A low energy workspace building in the heart of White City’s new Growth & Innovation Hub
Gateway West is one of three new buildings proposed by Stanhope for the Gateway Site in White City Place, completing a 6.8ha grouping of technology, media and education enterprises in the rapidly developing fin-tech and creative environment of the White City Opportunity Area.
The new additions will add a further 800,000 sq ft of accommodation to over 1m sq ft of office, laboratory and retail accommodation already in White City Place, following a masterplan set out by Allies and Morrison. The building sits on the former 1908 Olympic Great Stadium site which in the most recent past accommodated the former BBC Media Village.
Gateway West sits confidently among its larger neighbours to anchor the west side of the Gateway Site and was conceived of as a ‘rock’ with a sculpted presence, in contrast to the surrounding commercial buildings with expressed frame articulation. To this end its form is angled to respond to its context and the masonry cladding is designed to have a unifying appearance. The brick and ceramic exterior is solid and robust, the bricks selected for their varied colouring and slight irregularities in texture, and the variations in brick bonds adding to the tactile interest. The material and detailing form a deliberate contrast to the metal and glass cladding systems on buildings to either side.
The facades are modelled to respond to context and to the building’s use. A predominantly brick base with limited, flush windows conceals the large delivery bay and vehicular lifts that serve the adjacent Gateway Central. This heavy treatment gives way to a lighter expression on the upper, office floors, where brickwork piers are broken by deeply recessed windows and the more colourful, reflective surface of the ceramic cladding. The façades are articulated by contextual gestures that benefit the building both inside and out: A generous cantilever marks the entrance to the double-height reception and projecting fins highlight the more public ends of the building; A small terrace overlooks the crossroads from the top floor and a large, circular window addresses the long approach from White City station.
More compact than its neighbours and entered from a new, densely-planted garden, Gateway West is relatively informal and intimate. Extensive use of exposed concrete and oak gives warmth to the interior and a natural connection to the garden at the entrance. Outside, the building’s entrance is splayed back to create a wider, lighter approach to both the building and the garden. Planting is naturalistic in feel, with a dense, shade-loving woodland selection that includes climbing plants which rise up a feature wall of ‘wild bond’ brickwork.

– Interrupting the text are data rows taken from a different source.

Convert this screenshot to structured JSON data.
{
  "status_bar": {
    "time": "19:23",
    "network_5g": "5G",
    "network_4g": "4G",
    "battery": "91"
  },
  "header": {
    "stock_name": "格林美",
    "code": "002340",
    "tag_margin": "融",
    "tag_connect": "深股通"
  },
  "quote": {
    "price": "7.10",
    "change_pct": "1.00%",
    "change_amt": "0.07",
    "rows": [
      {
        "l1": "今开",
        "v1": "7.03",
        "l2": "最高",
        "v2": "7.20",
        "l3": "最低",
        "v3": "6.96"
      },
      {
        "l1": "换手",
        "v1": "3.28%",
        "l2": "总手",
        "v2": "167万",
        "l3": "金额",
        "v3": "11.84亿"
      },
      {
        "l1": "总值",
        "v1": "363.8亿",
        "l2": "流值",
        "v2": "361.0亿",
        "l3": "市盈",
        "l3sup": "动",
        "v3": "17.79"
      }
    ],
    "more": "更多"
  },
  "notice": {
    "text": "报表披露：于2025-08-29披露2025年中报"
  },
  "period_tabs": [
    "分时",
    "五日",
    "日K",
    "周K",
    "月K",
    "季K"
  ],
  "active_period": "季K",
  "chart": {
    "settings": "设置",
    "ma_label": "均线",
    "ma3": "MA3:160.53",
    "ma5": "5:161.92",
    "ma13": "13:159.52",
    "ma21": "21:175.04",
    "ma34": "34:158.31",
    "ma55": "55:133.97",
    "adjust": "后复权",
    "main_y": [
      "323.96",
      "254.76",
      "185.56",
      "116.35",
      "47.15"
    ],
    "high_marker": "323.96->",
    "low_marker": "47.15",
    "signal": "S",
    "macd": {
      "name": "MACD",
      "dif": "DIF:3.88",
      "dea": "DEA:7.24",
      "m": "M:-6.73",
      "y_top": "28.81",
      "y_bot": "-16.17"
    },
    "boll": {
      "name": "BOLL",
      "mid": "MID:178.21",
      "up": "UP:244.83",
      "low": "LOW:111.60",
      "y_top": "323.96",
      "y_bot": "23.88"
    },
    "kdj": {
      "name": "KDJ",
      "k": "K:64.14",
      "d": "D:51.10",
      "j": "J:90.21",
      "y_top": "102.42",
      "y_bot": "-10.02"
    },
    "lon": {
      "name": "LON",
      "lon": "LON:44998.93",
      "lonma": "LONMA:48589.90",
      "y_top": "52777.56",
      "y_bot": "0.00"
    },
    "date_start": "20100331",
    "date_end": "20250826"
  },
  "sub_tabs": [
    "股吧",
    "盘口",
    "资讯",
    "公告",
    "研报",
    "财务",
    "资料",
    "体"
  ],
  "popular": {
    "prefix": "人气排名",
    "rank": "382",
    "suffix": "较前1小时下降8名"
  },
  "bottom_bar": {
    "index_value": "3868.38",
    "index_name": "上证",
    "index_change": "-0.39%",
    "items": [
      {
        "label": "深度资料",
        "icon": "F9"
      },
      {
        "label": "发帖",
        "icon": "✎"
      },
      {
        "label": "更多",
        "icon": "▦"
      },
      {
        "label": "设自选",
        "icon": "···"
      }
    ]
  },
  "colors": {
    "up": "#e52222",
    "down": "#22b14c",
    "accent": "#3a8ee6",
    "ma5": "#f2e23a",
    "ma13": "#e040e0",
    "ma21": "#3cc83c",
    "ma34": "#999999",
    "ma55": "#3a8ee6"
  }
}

A biodiverse green roof mixing sedum and native wildflowers continues the naturalistic theme and will double biodiversity on the site.
The design has been planned to obtain a BREEAM Excellent rating and makes use of passive design principles to work towards a truly sustainable place of work. All materials will be robust and driven by ‘long life, loose fit principles’. Recycled materials have been promoted, embodied carbon has been reduced, and the facade openings optimised to balance daylighting, insulation and overheating. The resulting energy savings go well beyond those prescribed by Building Regulations. Increasing ventilation, automated doors, and flexible interiors setting have been key elements to make the office easily adaptable to accommodate health and safety post-pandemic.
- White City, London
- Project type
- Workplace and learning
- Floor area
- Jay Gort, Chris Neve, Jonathan Mann, Dominic Dudley, James Powell, Rohullah Kazemi
- Sir Robert McAlpine
- Allies and Morrison (masterplan architect), AKT II (structural engineer and facade consultant), SWECO (services and fire engineer), HED (landscape designer), Sandy Brown (acoustic engineer), IM2 (CDM consultant), Deloitte (quantity surveyor), Butler & Young (approved inspector), Gerald Eve (planning consultant), AVR (visualiser), Vectos (traffic consultant), LBHF (planning authority), GIA (daylight/sunlight assessor), AECOM (environmental impact assessor), Tavernor Consultancy (visual impact assessor).